- **DATA RECORDS**:
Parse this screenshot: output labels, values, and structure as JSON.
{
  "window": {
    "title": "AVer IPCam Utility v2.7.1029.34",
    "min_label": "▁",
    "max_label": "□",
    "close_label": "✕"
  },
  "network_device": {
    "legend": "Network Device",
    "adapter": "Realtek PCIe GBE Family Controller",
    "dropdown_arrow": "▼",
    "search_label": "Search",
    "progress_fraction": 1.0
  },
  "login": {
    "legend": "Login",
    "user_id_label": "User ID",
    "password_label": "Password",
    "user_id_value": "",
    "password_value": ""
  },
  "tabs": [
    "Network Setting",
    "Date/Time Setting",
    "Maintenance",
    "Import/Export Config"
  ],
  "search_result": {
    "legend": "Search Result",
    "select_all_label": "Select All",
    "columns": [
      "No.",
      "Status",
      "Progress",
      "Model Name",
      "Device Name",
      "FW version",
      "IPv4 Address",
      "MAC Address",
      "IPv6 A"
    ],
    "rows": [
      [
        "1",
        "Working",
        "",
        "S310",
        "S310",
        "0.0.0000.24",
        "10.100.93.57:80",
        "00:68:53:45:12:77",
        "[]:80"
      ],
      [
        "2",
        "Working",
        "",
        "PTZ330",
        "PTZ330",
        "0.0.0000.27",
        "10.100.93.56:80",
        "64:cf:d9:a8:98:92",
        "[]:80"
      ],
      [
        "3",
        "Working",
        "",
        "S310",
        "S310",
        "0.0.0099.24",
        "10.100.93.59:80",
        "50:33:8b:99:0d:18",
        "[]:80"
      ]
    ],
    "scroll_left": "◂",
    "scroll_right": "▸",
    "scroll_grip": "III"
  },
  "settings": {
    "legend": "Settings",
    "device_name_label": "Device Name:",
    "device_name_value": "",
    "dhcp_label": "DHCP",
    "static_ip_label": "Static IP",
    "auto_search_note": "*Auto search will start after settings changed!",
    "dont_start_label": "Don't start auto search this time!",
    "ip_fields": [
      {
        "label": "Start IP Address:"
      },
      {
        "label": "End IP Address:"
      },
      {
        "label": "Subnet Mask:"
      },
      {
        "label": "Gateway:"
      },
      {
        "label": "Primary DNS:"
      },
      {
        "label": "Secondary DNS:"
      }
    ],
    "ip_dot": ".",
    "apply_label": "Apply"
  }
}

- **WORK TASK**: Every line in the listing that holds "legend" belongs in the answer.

- **COMPLETED EXERCISE**:
    "legend": "Network Device",
    "legend": "Login",
    "legend": "Search Result",
    "legend": "Settings",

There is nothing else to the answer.